Gross domestic product (GDP) rose 1.1% year-on-year, government data showed on Wednesday, higher than the initial estimates of 0.7% released last month.
On a quarter-on-quarter seasonally-adjusted basis, gross domestic product expanded 1.4% in the July to September period, compared with 1% in advanced estimates.
The trade ministry narrowed GDP growth to around 1.0% in 2023 from the lower half of 0.5% to 1.5% range.
It expects GDP growth in 2024 to be from 1.0% to 3.0%.
"Better than expected third quarter GDP growth confirms that the economy is on track for a stronger recovery going into 2024," said Maybank economist Chua Hak Bin.
Chua added that the upgrade from flash estimates was due to improvements in the services sector with financial services expanding and accommodation and retail trade supported by buoyant tourist arrivals.
Gabriel Lim, permanent secretary of policy at the Ministry of Trade & Industry, said during a press conference that significant downside risks in the global economy remain.
"First, sticky core inflation in advanced economies could induce central banks to maintain current high interest rates for longer," said Lim. "Second, an escalation or widening of the Israel-Hamas conflict or war in Ukraine could lead to renewed supply disruptions and commodity price shocks."
The trade-reliant economy narrowly avoided a technical recession - defined as two consecutive quarter-on-quarter contractions - when it posted a slight expansion in second quarter GDP.
While trade data shows exports increasing in recent months, non-domestic oil exports have fallen for 13 consecutive months.
In October, the central bank left monetary policy settings unchanged as inflation in the city-state moderated from a peak of 5.5% in January to 3% in September. It said that reflected economic prospects that were muted in the near term but expected to improve in the second half of 2024.
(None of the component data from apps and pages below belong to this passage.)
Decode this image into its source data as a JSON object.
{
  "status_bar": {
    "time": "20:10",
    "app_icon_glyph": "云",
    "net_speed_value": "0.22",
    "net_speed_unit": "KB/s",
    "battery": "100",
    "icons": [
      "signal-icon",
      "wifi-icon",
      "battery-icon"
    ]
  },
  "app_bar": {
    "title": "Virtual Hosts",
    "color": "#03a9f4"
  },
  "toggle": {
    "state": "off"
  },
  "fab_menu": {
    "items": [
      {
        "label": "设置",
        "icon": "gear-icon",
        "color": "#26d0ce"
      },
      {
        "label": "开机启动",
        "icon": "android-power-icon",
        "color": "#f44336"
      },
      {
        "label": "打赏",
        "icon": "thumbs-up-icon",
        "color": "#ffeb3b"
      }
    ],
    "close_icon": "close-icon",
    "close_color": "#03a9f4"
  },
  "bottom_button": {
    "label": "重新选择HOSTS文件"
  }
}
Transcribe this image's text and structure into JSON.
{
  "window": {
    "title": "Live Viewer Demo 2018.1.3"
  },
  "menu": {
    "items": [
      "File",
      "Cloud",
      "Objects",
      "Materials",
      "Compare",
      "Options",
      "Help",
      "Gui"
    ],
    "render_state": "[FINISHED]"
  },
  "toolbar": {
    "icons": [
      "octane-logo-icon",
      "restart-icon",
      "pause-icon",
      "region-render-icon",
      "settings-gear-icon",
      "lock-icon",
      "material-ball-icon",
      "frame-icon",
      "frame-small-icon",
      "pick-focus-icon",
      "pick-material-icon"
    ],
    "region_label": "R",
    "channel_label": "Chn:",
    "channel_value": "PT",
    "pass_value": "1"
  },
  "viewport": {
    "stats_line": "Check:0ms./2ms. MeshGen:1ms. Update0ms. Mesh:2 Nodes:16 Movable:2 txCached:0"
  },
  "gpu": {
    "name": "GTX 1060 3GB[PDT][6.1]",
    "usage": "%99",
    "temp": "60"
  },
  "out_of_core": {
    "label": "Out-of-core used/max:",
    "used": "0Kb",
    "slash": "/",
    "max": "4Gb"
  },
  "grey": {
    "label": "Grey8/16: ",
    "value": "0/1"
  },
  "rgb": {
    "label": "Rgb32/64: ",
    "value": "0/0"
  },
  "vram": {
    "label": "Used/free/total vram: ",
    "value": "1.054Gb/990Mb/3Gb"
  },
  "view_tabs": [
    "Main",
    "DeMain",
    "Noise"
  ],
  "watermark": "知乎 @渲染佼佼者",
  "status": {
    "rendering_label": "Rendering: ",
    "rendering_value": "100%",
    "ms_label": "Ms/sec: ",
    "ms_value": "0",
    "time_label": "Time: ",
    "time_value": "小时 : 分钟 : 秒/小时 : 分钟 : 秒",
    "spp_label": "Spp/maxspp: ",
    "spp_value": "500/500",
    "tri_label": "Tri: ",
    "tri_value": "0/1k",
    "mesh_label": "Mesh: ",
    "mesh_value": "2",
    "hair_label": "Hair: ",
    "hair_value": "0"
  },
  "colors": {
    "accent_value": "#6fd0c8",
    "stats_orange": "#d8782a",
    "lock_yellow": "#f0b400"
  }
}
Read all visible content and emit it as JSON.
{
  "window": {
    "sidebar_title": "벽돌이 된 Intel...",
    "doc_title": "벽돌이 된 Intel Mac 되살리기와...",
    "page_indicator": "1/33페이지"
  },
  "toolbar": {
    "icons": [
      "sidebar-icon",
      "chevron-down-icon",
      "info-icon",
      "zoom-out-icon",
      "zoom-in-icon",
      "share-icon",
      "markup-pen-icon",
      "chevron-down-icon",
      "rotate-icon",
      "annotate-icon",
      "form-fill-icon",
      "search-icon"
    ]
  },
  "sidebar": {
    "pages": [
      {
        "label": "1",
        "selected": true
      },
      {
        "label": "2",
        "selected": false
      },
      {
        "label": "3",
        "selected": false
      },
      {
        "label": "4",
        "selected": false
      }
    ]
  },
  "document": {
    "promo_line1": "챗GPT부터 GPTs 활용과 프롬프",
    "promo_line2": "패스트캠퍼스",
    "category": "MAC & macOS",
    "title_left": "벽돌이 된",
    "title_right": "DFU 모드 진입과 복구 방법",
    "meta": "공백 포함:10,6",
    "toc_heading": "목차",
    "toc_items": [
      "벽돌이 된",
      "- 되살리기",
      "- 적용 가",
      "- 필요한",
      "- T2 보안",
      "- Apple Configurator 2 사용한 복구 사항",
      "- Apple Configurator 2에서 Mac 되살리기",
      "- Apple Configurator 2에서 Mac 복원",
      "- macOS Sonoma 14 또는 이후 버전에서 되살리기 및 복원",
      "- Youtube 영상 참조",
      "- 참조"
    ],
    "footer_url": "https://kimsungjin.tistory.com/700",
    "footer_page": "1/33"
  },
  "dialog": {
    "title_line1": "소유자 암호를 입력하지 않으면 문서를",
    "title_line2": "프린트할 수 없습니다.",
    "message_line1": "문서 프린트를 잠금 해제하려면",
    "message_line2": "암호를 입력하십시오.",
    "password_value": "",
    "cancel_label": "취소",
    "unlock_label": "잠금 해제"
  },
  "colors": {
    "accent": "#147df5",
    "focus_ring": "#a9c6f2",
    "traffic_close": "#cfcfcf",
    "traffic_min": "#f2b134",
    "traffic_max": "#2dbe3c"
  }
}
Edward Robinson, deputy managing director of the Monetary Authority of Singapore, said during the press conference current monetary policy settings are appropriate and that the bank expects domestic interest rates to track global interest rates. - Reuters